REQUIRED WORK: Please repeat the records exactly. The pictures are to be left out.

(Records from a data collection)

▬▬▬▬▬▬▬▬▬▬

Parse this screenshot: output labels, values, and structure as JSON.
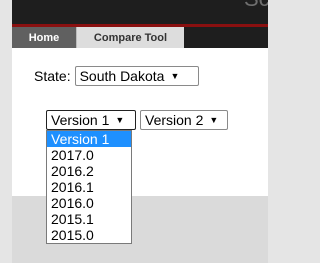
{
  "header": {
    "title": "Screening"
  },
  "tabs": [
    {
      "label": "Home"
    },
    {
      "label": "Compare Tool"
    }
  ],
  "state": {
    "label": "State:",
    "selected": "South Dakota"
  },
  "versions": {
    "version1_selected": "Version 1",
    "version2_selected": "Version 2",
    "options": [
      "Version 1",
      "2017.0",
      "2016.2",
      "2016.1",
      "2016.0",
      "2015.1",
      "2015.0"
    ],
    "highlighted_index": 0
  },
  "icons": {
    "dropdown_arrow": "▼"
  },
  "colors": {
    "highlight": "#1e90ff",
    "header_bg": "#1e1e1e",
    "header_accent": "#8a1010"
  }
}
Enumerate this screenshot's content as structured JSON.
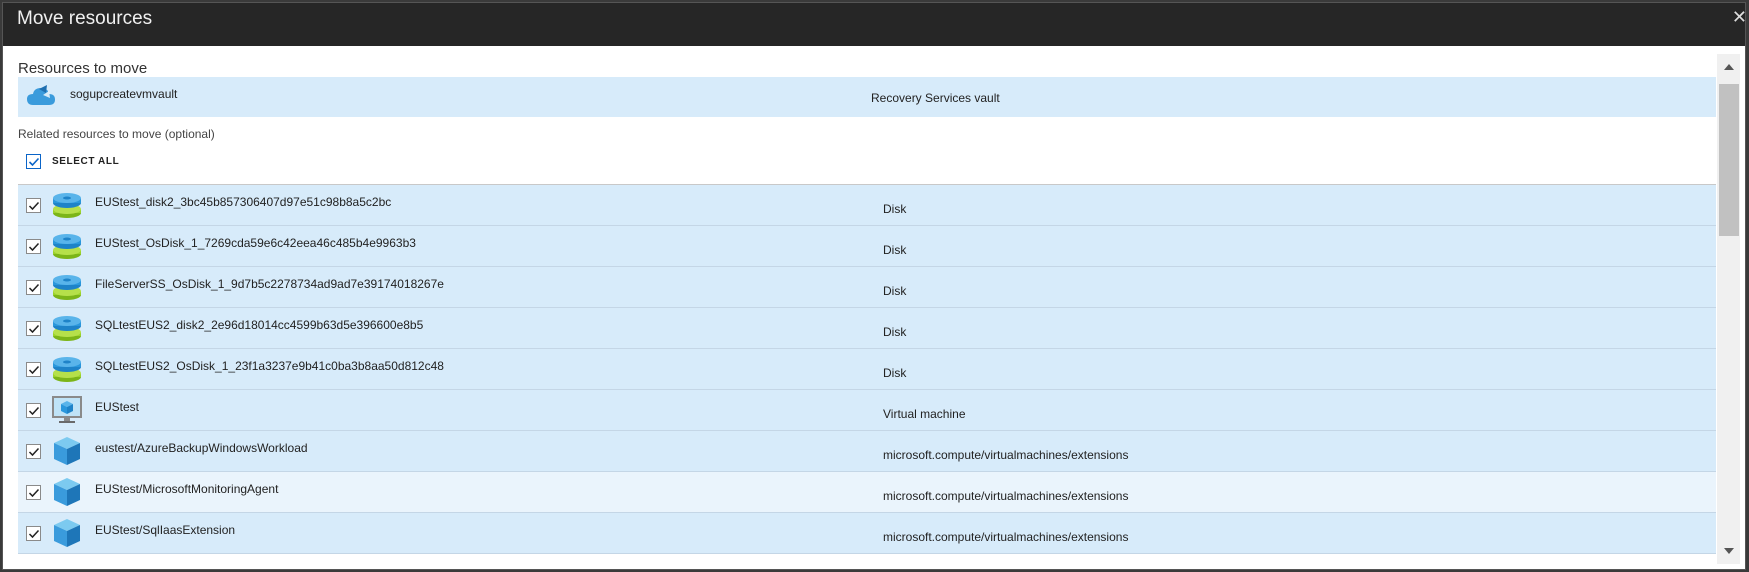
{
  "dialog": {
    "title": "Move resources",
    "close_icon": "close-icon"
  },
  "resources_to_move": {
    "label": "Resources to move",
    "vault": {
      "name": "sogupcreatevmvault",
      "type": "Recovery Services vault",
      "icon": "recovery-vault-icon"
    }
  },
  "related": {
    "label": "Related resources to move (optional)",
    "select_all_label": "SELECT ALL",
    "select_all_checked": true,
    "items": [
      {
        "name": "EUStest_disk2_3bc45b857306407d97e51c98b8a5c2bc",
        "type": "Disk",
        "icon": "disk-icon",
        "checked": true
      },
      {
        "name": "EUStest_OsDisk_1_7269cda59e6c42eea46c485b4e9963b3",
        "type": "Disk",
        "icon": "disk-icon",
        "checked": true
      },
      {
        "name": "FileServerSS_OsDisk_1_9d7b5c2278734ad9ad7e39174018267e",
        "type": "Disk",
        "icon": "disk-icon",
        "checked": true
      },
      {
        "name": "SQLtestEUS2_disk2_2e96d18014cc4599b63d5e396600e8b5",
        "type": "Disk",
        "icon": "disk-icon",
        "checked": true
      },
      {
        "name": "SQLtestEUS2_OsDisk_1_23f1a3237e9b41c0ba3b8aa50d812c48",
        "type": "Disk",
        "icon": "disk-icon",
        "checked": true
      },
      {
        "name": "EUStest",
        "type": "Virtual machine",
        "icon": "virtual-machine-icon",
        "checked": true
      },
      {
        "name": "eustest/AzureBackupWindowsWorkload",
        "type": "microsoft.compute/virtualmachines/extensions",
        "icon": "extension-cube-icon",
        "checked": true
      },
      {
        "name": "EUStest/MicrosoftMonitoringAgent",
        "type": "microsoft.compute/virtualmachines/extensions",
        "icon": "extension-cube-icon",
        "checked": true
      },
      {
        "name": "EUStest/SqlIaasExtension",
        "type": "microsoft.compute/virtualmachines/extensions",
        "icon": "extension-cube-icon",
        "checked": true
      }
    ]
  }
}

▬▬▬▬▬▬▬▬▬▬

YOUR RESPONSE:
Parse this screenshot: output labels, values, and structure as JSON.
{
  "header": {
    "title": "Screening"
  },
  "tabs": [
    {
      "label": "Home"
    },
    {
      "label": "Compare Tool"
    }
  ],
  "state": {
    "label": "State:",
    "selected": "South Dakota"
  },
  "versions": {
    "version1_selected": "Version 1",
    "version2_selected": "Version 2",
    "options": [
      "Version 1",
      "2017.0",
      "2016.2",
      "2016.1",
      "2016.0",
      "2015.1",
      "2015.0"
    ],
    "highlighted_index": 0
  },
  "icons": {
    "dropdown_arrow": "▼"
  },
  "colors": {
    "highlight": "#1e90ff",
    "header_bg": "#1e1e1e",
    "header_accent": "#8a1010"
  }
}
Enumerate this screenshot's content as structured JSON.
{
  "dialog": {
    "title": "Move resources",
    "close_icon": "close-icon"
  },
  "resources_to_move": {
    "label": "Resources to move",
    "vault": {
      "name": "sogupcreatevmvault",
      "type": "Recovery Services vault",
      "icon": "recovery-vault-icon"
    }
  },
  "related": {
    "label": "Related resources to move (optional)",
    "select_all_label": "SELECT ALL",
    "select_all_checked": true,
    "items": [
      {
        "name": "EUStest_disk2_3bc45b857306407d97e51c98b8a5c2bc",
        "type": "Disk",
        "icon": "disk-icon",
        "checked": true
      },
      {
        "name": "EUStest_OsDisk_1_7269cda59e6c42eea46c485b4e9963b3",
        "type": "Disk",
        "icon": "disk-icon",
        "checked": true
      },
      {
        "name": "FileServerSS_OsDisk_1_9d7b5c2278734ad9ad7e39174018267e",
        "type": "Disk",
        "icon": "disk-icon",
        "checked": true
      },
      {
        "name": "SQLtestEUS2_disk2_2e96d18014cc4599b63d5e396600e8b5",
        "type": "Disk",
        "icon": "disk-icon",
        "checked": true
      },
      {
        "name": "SQLtestEUS2_OsDisk_1_23f1a3237e9b41c0ba3b8aa50d812c48",
        "type": "Disk",
        "icon": "disk-icon",
        "checked": true
      },
      {
        "name": "EUStest",
        "type": "Virtual machine",
        "icon": "virtual-machine-icon",
        "checked": true
      },
      {
        "name": "eustest/AzureBackupWindowsWorkload",
        "type": "microsoft.compute/virtualmachines/extensions",
        "icon": "extension-cube-icon",
        "checked": true
      },
      {
        "name": "EUStest/MicrosoftMonitoringAgent",
        "type": "microsoft.compute/virtualmachines/extensions",
        "icon": "extension-cube-icon",
        "checked": true
      },
      {
        "name": "EUStest/SqlIaasExtension",
        "type": "microsoft.compute/virtualmachines/extensions",
        "icon": "extension-cube-icon",
        "checked": true
      }
    ]
  }
}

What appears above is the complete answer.